- EU goods exports to Central America 2009: €4.2 billion
- EU goods imports from Central America 2009: €4.6 billion
CARIFORUM (Antigua and Barbuda, the Bahamas, Barbados, Belize, Dominica, the Dominican Republic, Grenada, Guyana, Jamaica, Saint Lucia, Saint Vincent and the Grenadines, Saint Kitts and Nevis, Suriname, and Trinidad and Tobago)
EU trade Commissioner De Gucht and CARIFORUM Ministers held the inaugural meeting of the Joint Council of the EU-CARIFORUM Economic Partnership Agreement on 17th May. The EU will also welcome the signature of Haiti to the EPA.
Total EU trade with the Caribbean region amounts to more than €8.5 billion per year. EU exports to the Caribbean include chemicals and machinery and transport equipment. Caribbean exports to the EU include agricultural products, fuels and chemicals.
Mexico and Chile
These two countries were the first in Latin America to be covered by a Free Trade Agreement with the EU. The EU-Mexico Global Agreement was agreed in 1998 (the trade provisions entered into force in 2000 and 2001) and the EU-Chile Association Agreement was signed in 2002 (trade provisions entering into force in 2003).
Both Free Trade Agreements have provided a framework to significantly improve bilateral trade relation.
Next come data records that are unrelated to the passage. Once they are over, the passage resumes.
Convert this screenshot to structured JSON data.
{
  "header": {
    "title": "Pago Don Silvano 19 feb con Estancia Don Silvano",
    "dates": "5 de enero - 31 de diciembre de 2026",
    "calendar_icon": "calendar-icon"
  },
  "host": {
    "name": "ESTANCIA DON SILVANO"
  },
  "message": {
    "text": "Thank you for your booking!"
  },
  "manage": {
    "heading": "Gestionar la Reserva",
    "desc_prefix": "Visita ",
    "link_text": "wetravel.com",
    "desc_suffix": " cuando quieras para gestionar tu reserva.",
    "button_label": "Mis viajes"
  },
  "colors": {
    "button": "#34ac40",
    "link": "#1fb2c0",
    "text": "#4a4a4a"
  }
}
Trade has increased in excess of 100% since inception of the FTA, even taking into account the negative impact of the economic crisis of 2008-2009. The agreements foresee a further liberalisation of trade relations.
- EU goods exports to Mexico 2009: € 15.9 billion
- EU goods imports from Mexico 2009: € 9.9 billion
- EU investment stock in the Mexico 2008: € 49.0 billion
- EU goods exports to Chile 2009: € 4.5 billion
- EU goods imports from Chile 2009: € 7.4 billion
- EU investment stock in Chile 2008: €12.3billion
More on bilateral relations with Mexico
More on bilateral relations with Chile